Bob Industries director Trish Sie and her brother, Damian Kulash, lead singer of the band OK Go, grew up worshipping Connecticut-based dance company Pilobolus, known for its intense athleticism and imaginative physical interplay. "Instead of pictures of the Breakfast Club, we had pictures of Pilobolus on our walls," says Sie.
It seemed just a matter of time, then, before the siblings, who have collaborated on clips for Kulash's band, invited Pilobolus to partner on their latest effort, the new video for OK Go's "All Is Not Lost." It features a kaleidoscope of the band members and dancers' bodies, shot from below through a transparent barrier. While the shooting angle is quite unique --"I've heard there's a porn movie somewhere that was shot from below, but that's it," says Sie -- the video also breaks new technological ground.
The trifecta also partnered with Google to create an HTML5-powered interactive experience, which leverages the Chrome browser to showcase the clip through 12 separate windows of dances that shift along with the music. Users can also type in messages in Roman letter or Japanese and watch the band create the letters with their bodies. The result? A visually arresting intersection of dance, technology and direction.
For Sie, who has, as she describes it, a filmmaker's aesthetic with a dancer's mindset, this was probably one of the hardest things she's ever worked on. "There was nothing that had been done like this so I just had to go with my imagination," she says. Breaking new ground can be logistically exhausting too. To shoot from below, "we initially thought we would use Plexiglas but turns out that it's super expensive." They could only afford a small sheet, so the group's rehearsal space also ended up much smaller than expected.
Then, there was the headache of choreography. Although that happens to be Sie's forte--the former competitive ballroomdancer and instructor proved as much on OK Go's treadmill hit for "Here We Go Again" -- she and her partners almost had to think further than their brains could let them: whose arm would go under whose leg, whose face could be seen in each shot, who would go under. "We kept thinking there's probably a software that could figure this out for us," says Sie. "But of course there wasn't and our brain was just turning into mush with all the possibilities."

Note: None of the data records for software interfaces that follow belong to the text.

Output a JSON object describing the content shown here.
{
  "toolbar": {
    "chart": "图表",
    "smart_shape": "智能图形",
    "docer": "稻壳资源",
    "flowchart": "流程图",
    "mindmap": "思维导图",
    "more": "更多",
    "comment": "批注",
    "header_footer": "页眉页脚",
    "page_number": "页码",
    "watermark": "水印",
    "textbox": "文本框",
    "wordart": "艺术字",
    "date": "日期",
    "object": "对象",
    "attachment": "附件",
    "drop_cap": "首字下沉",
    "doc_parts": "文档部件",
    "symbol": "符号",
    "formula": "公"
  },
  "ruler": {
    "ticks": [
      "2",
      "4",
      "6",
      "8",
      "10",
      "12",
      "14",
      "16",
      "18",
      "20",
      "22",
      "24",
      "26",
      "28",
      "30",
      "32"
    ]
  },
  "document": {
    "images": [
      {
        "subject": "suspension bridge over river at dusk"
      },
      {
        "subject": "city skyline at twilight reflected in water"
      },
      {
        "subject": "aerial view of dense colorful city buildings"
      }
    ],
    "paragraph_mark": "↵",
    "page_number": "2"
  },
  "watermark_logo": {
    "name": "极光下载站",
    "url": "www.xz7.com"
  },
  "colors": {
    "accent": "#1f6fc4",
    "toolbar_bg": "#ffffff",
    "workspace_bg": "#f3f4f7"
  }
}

During the weeks of rehearsal leading up to the shoot, the group experimented with using hula-hoops and finger paints. "The sky was the limit," says Sie. "But at the end of the day, we were most struck by how beautiful human bodies looked from this angle."
And it was only then that Google entered the picture -- "Instead of one window we were suddenly going to have 12 and that gave us a lot more space to work with," says Sie.
It helped that she, the band and Pilobolus have a similar sensibility. "We were of the type that just went out there and played with things and then saw what worked." Google too, proved an ideal partner. "They knew it had to be a music and art project first," she says. "We wanted technology that showcased our art and they wanted art to showcase technology. It wasn't a marketing stunt, it was effortless collaboration."
Collaboration seems to be Sie's favorite word. She insists that one of the reasons she's ever been able to pull off any of her work is because of the people she has worked with. That's how she chooses her projects, too. "The idea is less important than how it is executed," she says. "It's all about the people who are working on the project. If they're good, even a paint-by-numbers on the side of a building can become successful."
And success has finally caught up with Sie's style. Since signing with Bob Industries in 2007, she has directed spots for Levi's and Haagen-Dazs, including the award-winning "Help the Honeybees" effort for the latter. She won a Grammy for her "Here It Goes Again" and went on to direct OK Go's video for "White Knuckles" off the band's sophomore album. Among Sie's current projects is a spot for restaurant franchise El Pollo Loco out of Goodness mfg and an upcoming commercial for Hunt's Tomatoes. And next month she will be working on choreography for her friends' film.
Overall, Sie's approach reflects her preference for the simple over the complicated, the human over the robotic. "Maybe it's because I never went to film school. I'm a writer and a performer, so I prize those things over the technology," she says.